Manifesto (by Julian Rosefeldt with Cate Blanchett)
This superb cinematic production, in which Cate Blanchett brilliantly conjures 13 varying personas, takes us on a rapid tour through 20th-century avant-garde culture
Park Avenue Armory, New York
7 December 2016 – 8 January 2017
by LILLY WEI
Manifestos excerpted and spliced together from writings by more than 50 artists, writers, thinkers, architects, and film-makers – some well known, others more obscure – make up the text for a series of short films brilliantly performed by Cate Blanchett. Captivating audiences at New York’s Park Avenue Armory since early December, the Blanchett variations conjure 13 vastly different personas succinctly, intelligently and irresistibly (she plays both television newsreader and reporter in one video), up there with Meryl Streep and Tilda Swinton in a shape-shifting league of their own.
The often idealistic, if also occasionally overblown, statements – which the press release calls an (angry) young man’s game – are frequently confrontational and revolutionary, but their content is somewhat dimmed, even contradicted by the mega-wattage of the production. And, indeed, the pronouncements are nearly all by young men filtered ironically through representations of women – starting with an excerpt from Marx and Engels, the earliest in date, then jumping headlong into the 20th century (the Age of Manifestos) with snippets from constructivists, dadaists, futurists, surrealists, cubists, pop, minimalists, conceptualists and a gaggle of other “ists”. A few comments hover around the turn of the millennium, from Werner Herzog, Jim Jarmusch, and Sturtevant; and, in addition to Sturtevant, four other women are cited, Olga Rosanova, Yvonne Rainer, Mierle Laderman Ukeles, and Adrian Piper.
Julian Rosefeldt, an artist and photographer, is the mastermind behind Manifesto, writing, directing, and producing this wizardly tour de force, which was filmed in Berlin and its environs. While manifestos are not usually the public’s preferred entertainment, the length of each video is an easily digested 11 minutes. The projections are arranged strategically throughout the colossal hall and can be viewed in any sequence, the venue’s vastness perfectly accommodating the 13 giant screens.

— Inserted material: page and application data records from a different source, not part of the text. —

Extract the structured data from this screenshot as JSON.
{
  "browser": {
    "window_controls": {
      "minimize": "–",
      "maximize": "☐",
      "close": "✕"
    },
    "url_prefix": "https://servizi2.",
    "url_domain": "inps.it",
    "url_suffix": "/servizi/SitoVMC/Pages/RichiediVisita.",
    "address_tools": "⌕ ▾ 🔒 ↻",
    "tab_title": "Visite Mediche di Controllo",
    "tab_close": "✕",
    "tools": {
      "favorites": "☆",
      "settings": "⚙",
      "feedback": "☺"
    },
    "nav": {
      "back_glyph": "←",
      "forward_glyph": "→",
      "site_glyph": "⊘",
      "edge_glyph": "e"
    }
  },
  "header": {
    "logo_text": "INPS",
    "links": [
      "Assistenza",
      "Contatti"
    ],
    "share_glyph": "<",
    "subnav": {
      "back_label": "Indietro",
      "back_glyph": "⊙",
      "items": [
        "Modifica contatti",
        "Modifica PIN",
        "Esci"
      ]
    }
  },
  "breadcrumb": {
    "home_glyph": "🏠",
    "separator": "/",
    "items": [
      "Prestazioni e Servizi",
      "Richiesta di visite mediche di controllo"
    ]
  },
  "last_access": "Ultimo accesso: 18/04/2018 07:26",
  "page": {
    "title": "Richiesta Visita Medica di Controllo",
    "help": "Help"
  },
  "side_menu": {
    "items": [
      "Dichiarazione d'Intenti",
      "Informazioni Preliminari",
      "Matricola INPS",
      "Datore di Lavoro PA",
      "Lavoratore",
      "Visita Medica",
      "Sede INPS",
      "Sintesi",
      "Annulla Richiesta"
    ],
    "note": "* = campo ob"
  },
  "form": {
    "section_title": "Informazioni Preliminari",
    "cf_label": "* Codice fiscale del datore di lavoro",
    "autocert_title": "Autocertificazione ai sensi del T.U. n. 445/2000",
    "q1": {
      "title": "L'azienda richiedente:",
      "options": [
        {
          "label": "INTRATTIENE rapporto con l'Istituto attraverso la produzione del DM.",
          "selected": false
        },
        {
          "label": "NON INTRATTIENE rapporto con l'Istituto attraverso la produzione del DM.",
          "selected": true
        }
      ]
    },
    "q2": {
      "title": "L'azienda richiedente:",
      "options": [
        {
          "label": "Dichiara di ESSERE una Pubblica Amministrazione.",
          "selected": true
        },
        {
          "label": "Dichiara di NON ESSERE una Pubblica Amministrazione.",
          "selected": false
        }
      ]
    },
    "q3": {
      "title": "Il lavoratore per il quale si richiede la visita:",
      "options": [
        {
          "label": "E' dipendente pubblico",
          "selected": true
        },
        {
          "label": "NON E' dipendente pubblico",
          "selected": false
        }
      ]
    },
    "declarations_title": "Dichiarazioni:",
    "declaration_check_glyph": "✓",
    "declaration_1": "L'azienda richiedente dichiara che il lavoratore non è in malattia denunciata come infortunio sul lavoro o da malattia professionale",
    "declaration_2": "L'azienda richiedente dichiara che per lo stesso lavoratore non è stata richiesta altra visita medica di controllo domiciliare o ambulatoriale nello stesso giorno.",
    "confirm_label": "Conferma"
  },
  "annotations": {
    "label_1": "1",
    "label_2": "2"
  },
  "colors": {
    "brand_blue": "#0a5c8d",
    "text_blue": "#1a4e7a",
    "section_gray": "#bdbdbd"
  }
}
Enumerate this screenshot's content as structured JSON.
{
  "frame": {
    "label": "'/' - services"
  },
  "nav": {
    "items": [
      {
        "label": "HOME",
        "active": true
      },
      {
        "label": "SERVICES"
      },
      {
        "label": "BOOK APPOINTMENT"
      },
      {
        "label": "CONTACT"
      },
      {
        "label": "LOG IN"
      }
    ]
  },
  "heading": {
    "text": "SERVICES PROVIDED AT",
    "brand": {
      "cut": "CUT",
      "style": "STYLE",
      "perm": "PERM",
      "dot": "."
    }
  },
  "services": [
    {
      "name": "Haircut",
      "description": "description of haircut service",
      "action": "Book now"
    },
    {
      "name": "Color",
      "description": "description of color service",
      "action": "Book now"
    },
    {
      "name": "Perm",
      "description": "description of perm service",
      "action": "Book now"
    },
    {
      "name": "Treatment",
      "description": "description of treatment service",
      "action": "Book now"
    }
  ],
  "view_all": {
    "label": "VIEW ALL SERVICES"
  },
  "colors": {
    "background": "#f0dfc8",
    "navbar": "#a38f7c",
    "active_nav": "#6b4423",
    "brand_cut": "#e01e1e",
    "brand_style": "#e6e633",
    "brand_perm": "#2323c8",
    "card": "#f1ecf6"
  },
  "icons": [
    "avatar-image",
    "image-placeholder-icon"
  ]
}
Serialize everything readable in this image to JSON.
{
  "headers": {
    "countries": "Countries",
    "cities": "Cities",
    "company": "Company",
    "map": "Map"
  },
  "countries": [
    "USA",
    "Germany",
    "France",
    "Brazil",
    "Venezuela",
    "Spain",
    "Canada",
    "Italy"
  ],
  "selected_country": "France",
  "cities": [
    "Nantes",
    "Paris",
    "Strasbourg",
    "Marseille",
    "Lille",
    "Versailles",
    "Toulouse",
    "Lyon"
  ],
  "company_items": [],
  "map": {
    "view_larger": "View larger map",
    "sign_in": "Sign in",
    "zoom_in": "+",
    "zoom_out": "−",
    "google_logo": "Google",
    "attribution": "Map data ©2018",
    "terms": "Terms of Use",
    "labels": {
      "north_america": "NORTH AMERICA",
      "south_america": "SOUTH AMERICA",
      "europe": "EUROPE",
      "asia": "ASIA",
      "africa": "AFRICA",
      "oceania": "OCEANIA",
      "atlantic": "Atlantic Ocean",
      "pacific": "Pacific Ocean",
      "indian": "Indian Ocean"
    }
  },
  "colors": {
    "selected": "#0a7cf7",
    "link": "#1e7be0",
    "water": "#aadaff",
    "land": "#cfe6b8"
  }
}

They form a kind of open multiplex, with seating for viewers located at a cinephile’s distance – that is, close enough to feel enveloped, to breach the divide between filmic and actual space.
Rosefeldt creates various scenes for his reconstituted theses, as Blanchett struts her considerable stuff with flair and attentiveness, her characters quickly, cannily sketched, with telling, nuanced gestures, accents, expressions, dress and hair – from a tightly wound mother saying grace at the family dining table to a scientist in a grand futurist laboratory, an efficient stockbroker at her desk, and a sophisticate in a black dress absurdly addressing the gathered mourners at a funeral with Dada dictums in polished, forceful tones, her listeners taking no notice. The most transmogrifying role was that of a tattered, dirty homeless man, shuffling through the abandoned site of the Stasi complex in Berlin, although the gleam in the character’s eyes belies his downtrodden status, as he ferociously declaims credos in the situationist chapter patched together from the thoughts of Lucio Fontana, Alexander Rodchenko, and Guy Debord, among others.
It is a binge-watching experience, a rapid tour through 20th-century avant-garde culture, attesting to the power of Blanchett, Rosefeldt and the production team. It certainly helps that the cinematography by Christoph Krauss is absolutely ravishing: the production on every level is superb (reeking of big bucks), the richly coloured images are of a sharp, crystalline beauty, including a number of sweeping aerial shots that seem to survey the Earth from the free-ranging perspective of a drone. Startlingly luminous, the screens are the only light source, emphasising the sense of magic. And in one winking touch, all the projections at a certain moment in each loop are synched, Blanchett turning to gaze at the audience full-face, her harangue echoed by the other Blanchett harangues like a dissonant choir – or a glitch – linking the disparate parts for a few moments before the production continues onwards. This is one film project you won’t see streaming online. But yet, is it just sugar or is it cleverly sugar-coated to make the manifestos go down, in the most delightful way? Is it, as Debord might ask, just empty spectacle or is it a “détournement”?